‘Pakistan hockey has not adapted to modern techniques’

Updated December 24, 2018


FIH coach Adnan Zakir tells basics of the game to boys and girls at the KHA Stadium.
FIH coach Adnan Zakir tells basics of the game to boys and girls at the KHA Stadium.

KARACHI: Adnan Zakir, an ex-international hockey player and FIH qualified coach, has attributed the country’s falling standard of the game to “lack of development programme”.

“[World] hockey had changed long ago; however, we haven’t fully adapted to modern techniques, and have been following the old style of play,” Adnan, who had played 169 international matches for Pakistan from 2001 to 2006, told Dawn on Sunday.

The England-based Adnan who is here on holidays is imparting basic skills to young boys and girls at a hurriedly arranged four-day clinic by the Karachi Hockey Association (KHA) at its complex. The camp concludes on Monday evening.

Sponsored by England Hockey Board, Adnan passed level I, II and III coaching courses between 2008 and 2010 and later taught the game for three hours a week. He now serves as head coach of Old Loughtnion Hockey Club and director coaching of New Market Hockey Club.

The former utility forward who played as inside right and right winger at the 2006 World Cup in Germany, three Champions Trophy events, an Asia Cup besides Azlan Shah and other events, said he had no answer when English players questioned about Pakistan’s decline in hockey.

“In my opinion, Pakistani players have been sandwiched by European and Asia styles [of hockey] that has hampered their progress,” rec­koned Adnan, who remained a member of the FIH youth panel from 2004 to 2006.

In this connection, he cited his own example when he was picked by Roelant Oltmans during his first coaching stint in Pakistan in 2004 and adept his techniques but was shown the door after his departure by his successor for not complying with ‘his’ instructions.

“Playing hockey and coaching are two different things altogether; and full time jobs and a good player can’t be a good coach,” he noted.

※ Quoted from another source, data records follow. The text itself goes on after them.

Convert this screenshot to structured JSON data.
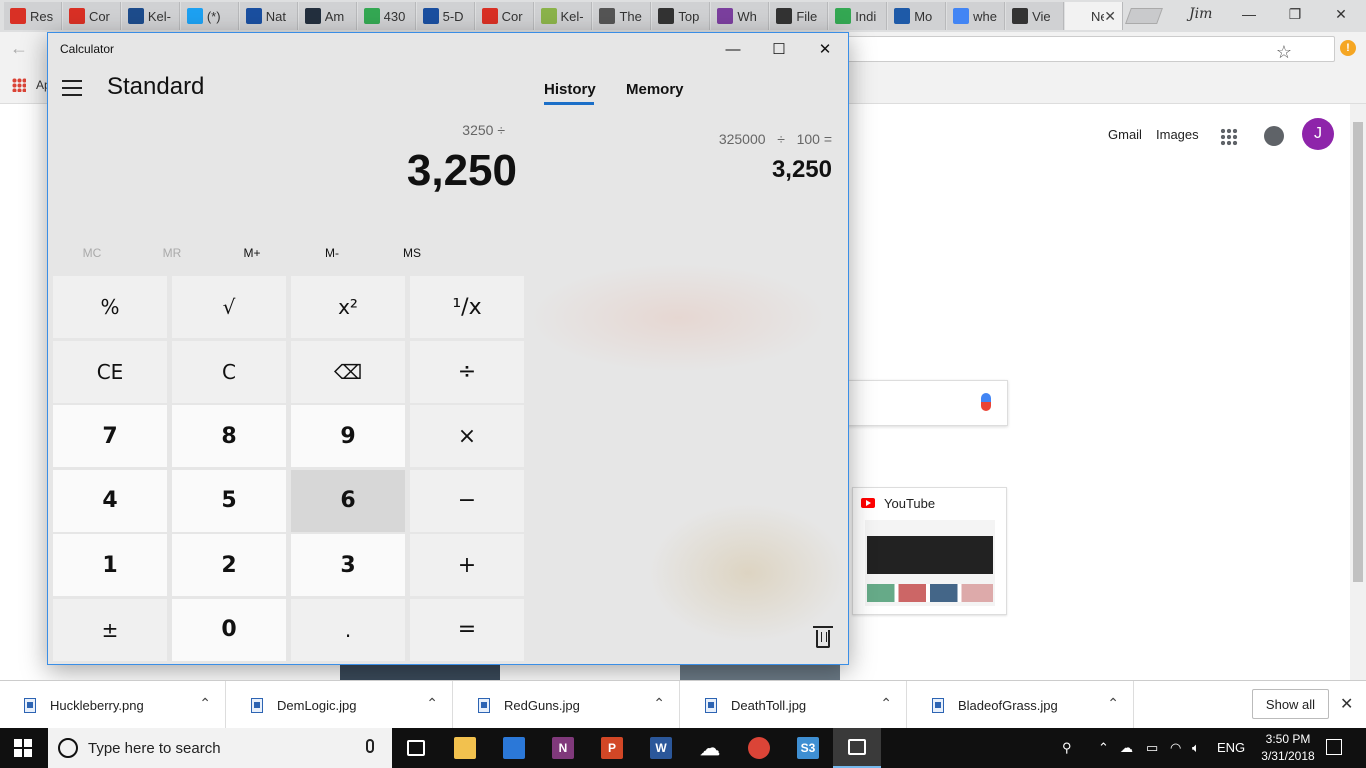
{
  "browser": {
    "tabs": [
      {
        "label": "Res",
        "icon": "gmail-icon",
        "color": "#d93025"
      },
      {
        "label": "Cor",
        "icon": "gmail-icon",
        "color": "#d93025"
      },
      {
        "label": "Kel-",
        "icon": "kel-icon",
        "color": "#1d4c8c"
      },
      {
        "label": "(*) ",
        "icon": "twitter-icon",
        "color": "#1da1f2"
      },
      {
        "label": "Nat",
        "icon": "weather-channel-icon",
        "color": "#1a4fa0"
      },
      {
        "label": "Am",
        "icon": "amazon-icon",
        "color": "#232f3e"
      },
      {
        "label": "430",
        "icon": "maps-icon",
        "color": "#34a853"
      },
      {
        "label": "5-D",
        "icon": "weather-channel-icon",
        "color": "#1a4fa0"
      },
      {
        "label": "Cor",
        "icon": "gmail-icon",
        "color": "#d93025"
      },
      {
        "label": "Kel-",
        "icon": "gun-icon",
        "color": "#8bb34a"
      },
      {
        "label": "The",
        "icon": "im-icon",
        "color": "#555555"
      },
      {
        "label": "Top",
        "icon": "wikipedia-icon",
        "color": "#333333"
      },
      {
        "label": "Wh",
        "icon": "slate-icon",
        "color": "#7b3f9e"
      },
      {
        "label": "File",
        "icon": "wikipedia-icon",
        "color": "#333333"
      },
      {
        "label": "Indi",
        "icon": "maps-icon",
        "color": "#34a853"
      },
      {
        "label": "Mo",
        "icon": "lp-icon",
        "color": "#1e5aa8"
      },
      {
        "label": "whe",
        "icon": "google-icon",
        "color": "#4285f4"
      },
      {
        "label": "Vie",
        "icon": "tripadvisor-icon",
        "color": "#333333"
      },
      {
        "label": "Nev",
        "icon": "newtab-icon",
        "color": "#f2f2f2",
        "active": true
      }
    ],
    "profile_label": "Jim",
    "bookmarks_apps_label": "Ap"
  },
  "google_page": {
    "gmail": "Gmail",
    "images": "Images",
    "avatar_letter": "J",
    "tile_title": "YouTube"
  },
  "calculator": {
    "window_title": "Calculator",
    "mode": "Standard",
    "tab_history": "History",
    "tab_memory": "Memory",
    "expression": "3250 ÷",
    "display": "3,250",
    "memory_buttons": [
      {
        "label": "MC",
        "enabled": false
      },
      {
        "label": "MR",
        "enabled": false
      },
      {
        "label": "M+",
        "enabled": true
      },
      {
        "label": "M-",
        "enabled": true
      },
      {
        "label": "MS",
        "enabled": true
      }
    ],
    "keys": [
      [
        "%",
        "√",
        "x²",
        "¹/x"
      ],
      [
        "CE",
        "C",
        "⌫",
        "÷"
      ],
      [
        "7",
        "8",
        "9",
        "×"
      ],
      [
        "4",
        "5",
        "6",
        "−"
      ],
      [
        "1",
        "2",
        "3",
        "+"
      ],
      [
        "±",
        "0",
        ".",
        "="
      ]
    ],
    "history_expression": "325000   ÷   100 =",
    "history_result": "3,250"
  },
  "downloads": {
    "items": [
      "Huckleberry.png",
      "DemLogic.jpg",
      "RedGuns.jpg",
      "DeathToll.jpg",
      "BladeofGrass.jpg"
    ],
    "show_all": "Show all"
  },
  "taskbar": {
    "search_placeholder": "Type here to search",
    "apps": [
      {
        "name": "task-view-icon",
        "label": "",
        "color": "#101010"
      },
      {
        "name": "file-explorer-icon",
        "label": "",
        "color": "#f2c14e"
      },
      {
        "name": "store-icon",
        "label": "",
        "color": "#2b78d8"
      },
      {
        "name": "onenote-icon",
        "label": "N",
        "color": "#80397b"
      },
      {
        "name": "powerpoint-icon",
        "label": "P",
        "color": "#d24726"
      },
      {
        "name": "word-icon",
        "label": "W",
        "color": "#2b579a"
      },
      {
        "name": "onedrive-icon",
        "label": "",
        "color": "#101010"
      },
      {
        "name": "chrome-icon",
        "label": "",
        "color": "#db4437"
      },
      {
        "name": "s3-icon",
        "label": "S3",
        "color": "#3f8fd2"
      },
      {
        "name": "calculator-icon",
        "label": "",
        "color": "#3a3a3a",
        "active": true
      }
    ],
    "language": "ENG",
    "time": "3:50 PM",
    "date": "3/31/2018"
  }
}
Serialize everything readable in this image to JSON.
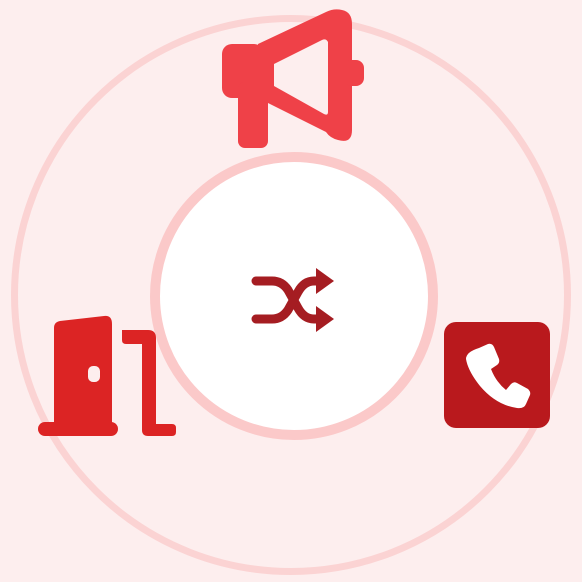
{
  "colors": {
    "background": "#fdeeee",
    "outer_ring": "#fbd3d3",
    "center_ring": "#fbc9c9",
    "center_fill": "#ffffff",
    "megaphone": "#ef4148",
    "shuffle": "#a51d22",
    "door": "#dc2424",
    "phone": "#b9191d"
  },
  "icons": {
    "top": "megaphone-icon",
    "center": "shuffle-icon",
    "left": "door-icon",
    "right": "phone-icon"
  }
}
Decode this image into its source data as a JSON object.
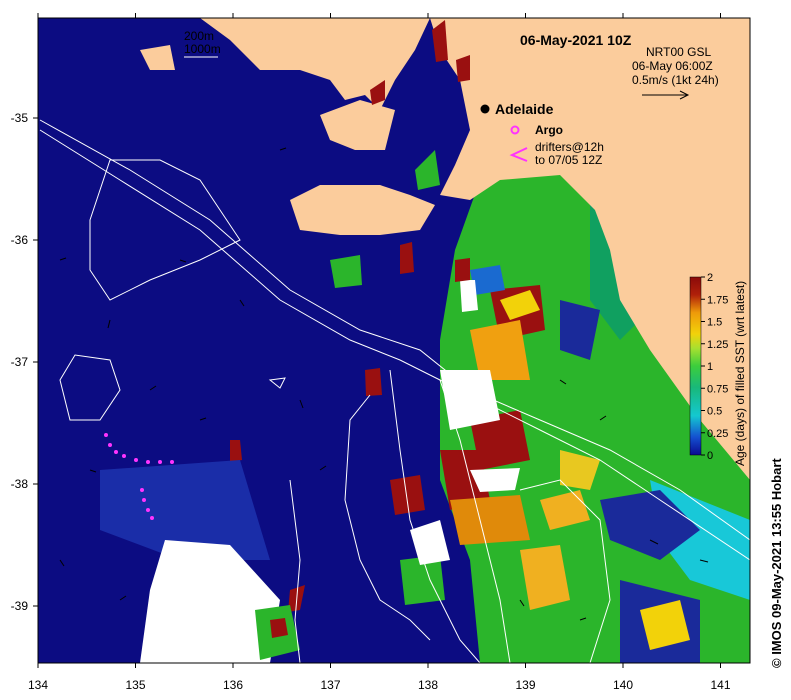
{
  "title": "06-May-2021 10Z",
  "current_product": {
    "name": "NRT00 GSL",
    "time": "06-May 06:00Z",
    "scale": "0.5m/s (1kt 24h)"
  },
  "depth_legend": [
    "200m",
    "1000m"
  ],
  "city": "Adelaide",
  "argo_label": "Argo",
  "drifter_label": [
    "drifters@12h",
    "to 07/05 12Z"
  ],
  "credit": "© IMOS 09-May-2021 13:55 Hobart",
  "colorbar": {
    "title": "Age (days) of filled SST (wrt latest)",
    "ticks": [
      "2",
      "1.75",
      "1.5",
      "1.25",
      "1",
      "0.75",
      "0.5",
      "0.25",
      "0"
    ],
    "colors": [
      "#8b0a0a",
      "#b0200a",
      "#d05a05",
      "#ee9a0a",
      "#f2d20a",
      "#a8e030",
      "#3cce3c",
      "#19b87a",
      "#14c8d0",
      "#1a8fe0",
      "#1450d0",
      "#0a0a90"
    ]
  },
  "axes": {
    "x_ticks": [
      "134",
      "135",
      "136",
      "137",
      "138",
      "139",
      "140",
      "141"
    ],
    "y_ticks": [
      "-35",
      "-36",
      "-37",
      "-38",
      "-39"
    ]
  },
  "colors": {
    "land": "#fbcc9c",
    "ocean_latest": "#0c0c82",
    "missing": "#ffffff",
    "argo": "#ff33ff",
    "drifters": "#ff33ff"
  }
}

According to Adnan, Pakistan contains heaps of hockey talent rich but the players don’t know the basics of the game, and “therefore the national team needs a professional coach”. He said he was happy to see the game’s revival in the metropolis under the KHA at their own premises.

Adnan now plans to travel to Lahore, Gojra, Faisalabad and Sheikhupura to deliver lectures there.

Published in Dawn, December 24th, 2018